Your objective = What lines in the entries hold the string "title"? List them.

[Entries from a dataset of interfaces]
=======
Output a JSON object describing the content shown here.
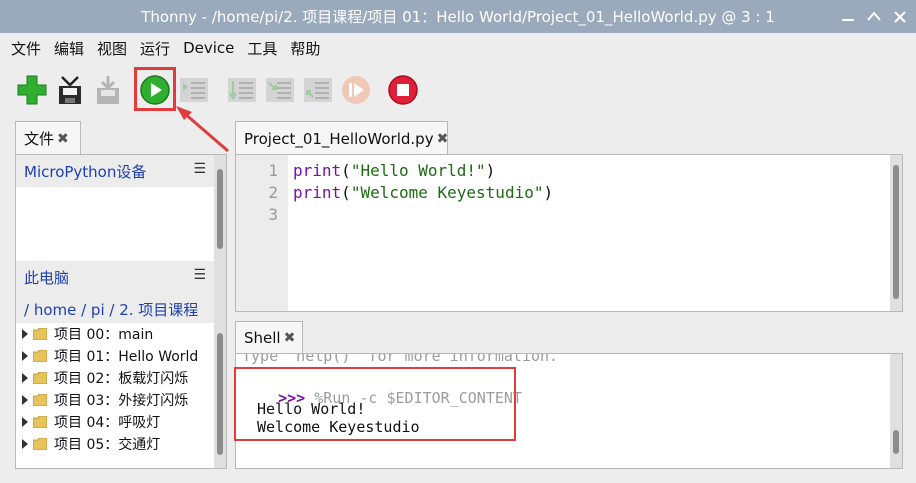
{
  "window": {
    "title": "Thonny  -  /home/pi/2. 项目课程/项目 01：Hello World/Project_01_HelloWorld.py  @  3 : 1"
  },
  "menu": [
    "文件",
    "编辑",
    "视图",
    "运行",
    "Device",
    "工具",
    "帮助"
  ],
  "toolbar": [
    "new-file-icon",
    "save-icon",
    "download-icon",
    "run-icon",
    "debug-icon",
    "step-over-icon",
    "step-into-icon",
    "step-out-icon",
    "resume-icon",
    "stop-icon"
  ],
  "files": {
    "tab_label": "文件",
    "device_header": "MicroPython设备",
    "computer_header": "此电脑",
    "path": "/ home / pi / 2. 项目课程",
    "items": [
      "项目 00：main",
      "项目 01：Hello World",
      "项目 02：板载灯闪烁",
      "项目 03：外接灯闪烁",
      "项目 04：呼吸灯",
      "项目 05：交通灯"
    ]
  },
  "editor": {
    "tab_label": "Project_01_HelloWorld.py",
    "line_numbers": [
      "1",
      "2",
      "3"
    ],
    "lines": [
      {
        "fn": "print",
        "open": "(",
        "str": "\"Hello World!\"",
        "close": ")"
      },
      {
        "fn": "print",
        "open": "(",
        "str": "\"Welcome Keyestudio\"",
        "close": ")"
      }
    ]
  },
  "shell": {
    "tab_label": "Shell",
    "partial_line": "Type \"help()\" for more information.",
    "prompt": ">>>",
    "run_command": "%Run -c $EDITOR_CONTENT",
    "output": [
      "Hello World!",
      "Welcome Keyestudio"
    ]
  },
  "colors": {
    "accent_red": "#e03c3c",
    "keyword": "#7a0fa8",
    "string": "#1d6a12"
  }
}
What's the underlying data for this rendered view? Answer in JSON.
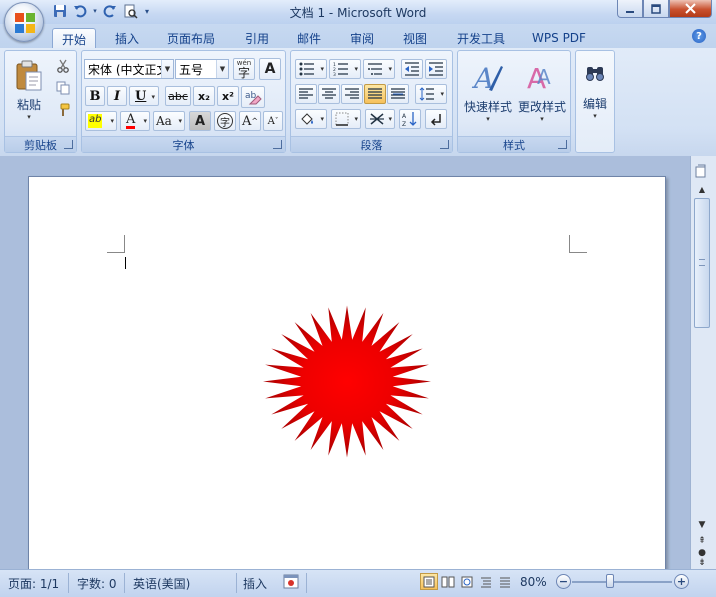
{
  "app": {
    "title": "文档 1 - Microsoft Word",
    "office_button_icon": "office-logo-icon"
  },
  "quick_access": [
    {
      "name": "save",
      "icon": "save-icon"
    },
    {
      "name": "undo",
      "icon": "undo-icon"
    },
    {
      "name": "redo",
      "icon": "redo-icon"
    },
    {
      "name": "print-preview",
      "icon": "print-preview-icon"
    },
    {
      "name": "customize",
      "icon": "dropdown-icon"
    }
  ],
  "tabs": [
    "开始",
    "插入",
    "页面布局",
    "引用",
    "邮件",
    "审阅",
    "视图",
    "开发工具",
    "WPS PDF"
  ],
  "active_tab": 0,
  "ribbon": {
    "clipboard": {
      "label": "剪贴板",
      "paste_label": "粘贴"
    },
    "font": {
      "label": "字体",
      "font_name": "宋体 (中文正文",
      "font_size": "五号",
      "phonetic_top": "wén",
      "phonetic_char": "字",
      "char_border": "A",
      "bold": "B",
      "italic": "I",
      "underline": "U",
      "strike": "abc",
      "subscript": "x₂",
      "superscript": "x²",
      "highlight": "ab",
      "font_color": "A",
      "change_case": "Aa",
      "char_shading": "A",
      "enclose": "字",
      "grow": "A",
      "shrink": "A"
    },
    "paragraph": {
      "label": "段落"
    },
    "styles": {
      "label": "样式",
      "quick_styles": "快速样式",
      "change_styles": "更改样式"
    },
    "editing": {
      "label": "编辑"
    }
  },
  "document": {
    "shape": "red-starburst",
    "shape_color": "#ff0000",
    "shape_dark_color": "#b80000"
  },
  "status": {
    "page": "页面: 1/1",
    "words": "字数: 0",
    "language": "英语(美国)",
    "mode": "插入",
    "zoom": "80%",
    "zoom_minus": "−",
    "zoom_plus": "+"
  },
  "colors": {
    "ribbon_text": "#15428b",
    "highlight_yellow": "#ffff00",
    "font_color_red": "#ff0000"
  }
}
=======
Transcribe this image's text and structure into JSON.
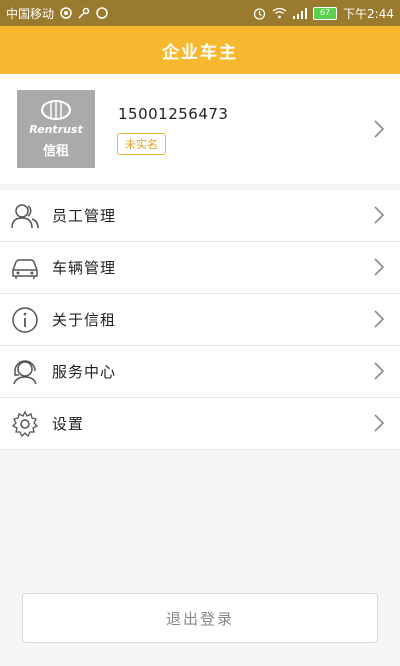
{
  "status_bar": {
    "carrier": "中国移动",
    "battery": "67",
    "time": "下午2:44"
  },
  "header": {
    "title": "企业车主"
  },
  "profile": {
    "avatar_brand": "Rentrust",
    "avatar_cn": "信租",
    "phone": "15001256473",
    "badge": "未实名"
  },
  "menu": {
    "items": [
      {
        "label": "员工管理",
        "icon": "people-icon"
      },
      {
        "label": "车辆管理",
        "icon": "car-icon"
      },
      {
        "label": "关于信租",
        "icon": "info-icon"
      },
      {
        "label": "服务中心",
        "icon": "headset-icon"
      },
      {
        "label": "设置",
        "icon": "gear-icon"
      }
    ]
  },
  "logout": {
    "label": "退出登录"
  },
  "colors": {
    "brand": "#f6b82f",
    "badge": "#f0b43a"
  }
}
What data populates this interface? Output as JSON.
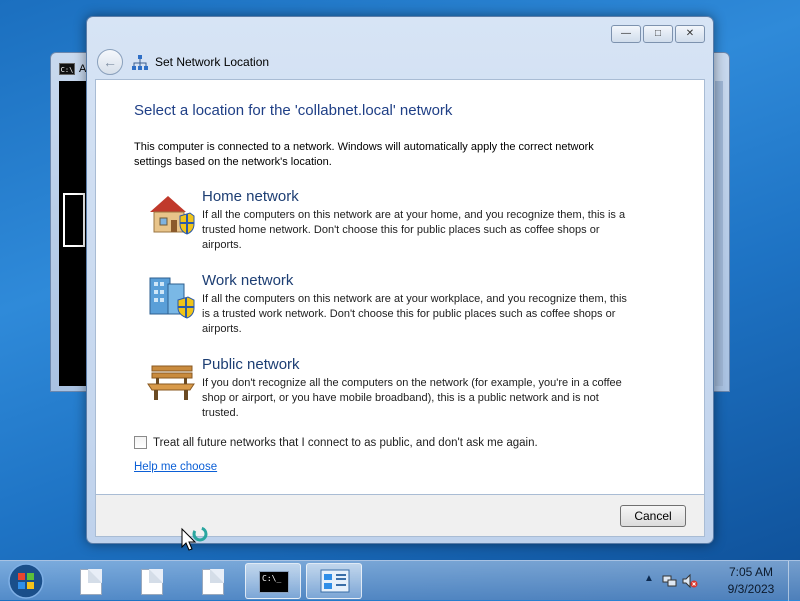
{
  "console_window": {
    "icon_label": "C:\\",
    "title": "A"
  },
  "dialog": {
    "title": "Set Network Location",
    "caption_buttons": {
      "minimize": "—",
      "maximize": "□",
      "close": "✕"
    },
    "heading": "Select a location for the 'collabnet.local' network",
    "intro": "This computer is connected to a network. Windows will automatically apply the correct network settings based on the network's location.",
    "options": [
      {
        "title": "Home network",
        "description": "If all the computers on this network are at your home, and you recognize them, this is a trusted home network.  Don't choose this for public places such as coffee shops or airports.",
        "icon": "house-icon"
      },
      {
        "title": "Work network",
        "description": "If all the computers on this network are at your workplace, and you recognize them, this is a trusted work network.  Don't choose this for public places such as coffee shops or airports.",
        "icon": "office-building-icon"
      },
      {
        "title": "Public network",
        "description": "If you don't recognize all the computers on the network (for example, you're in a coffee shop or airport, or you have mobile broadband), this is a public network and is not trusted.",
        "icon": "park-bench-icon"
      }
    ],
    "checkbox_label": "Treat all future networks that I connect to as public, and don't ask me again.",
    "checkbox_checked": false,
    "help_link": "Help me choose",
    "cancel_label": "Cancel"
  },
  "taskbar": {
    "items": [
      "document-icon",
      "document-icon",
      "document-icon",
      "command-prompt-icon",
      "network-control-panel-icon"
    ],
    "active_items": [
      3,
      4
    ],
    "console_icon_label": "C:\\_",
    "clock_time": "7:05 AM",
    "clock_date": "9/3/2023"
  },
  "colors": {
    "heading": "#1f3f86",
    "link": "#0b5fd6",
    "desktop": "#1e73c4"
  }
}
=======
Exercise output =
    "title": "Thonny  -  /home/pi/2. 项目课程/项目 01：Hello World/Project_01_HelloWorld.py  @  3 : 1"
    "title": "文档 1 - Microsoft Word",
    "title": "企业车主"
    "title": "A"
    "title": "Set Network Location",
        "title": "Home network",
        "title": "Work network",
        "title": "Public network",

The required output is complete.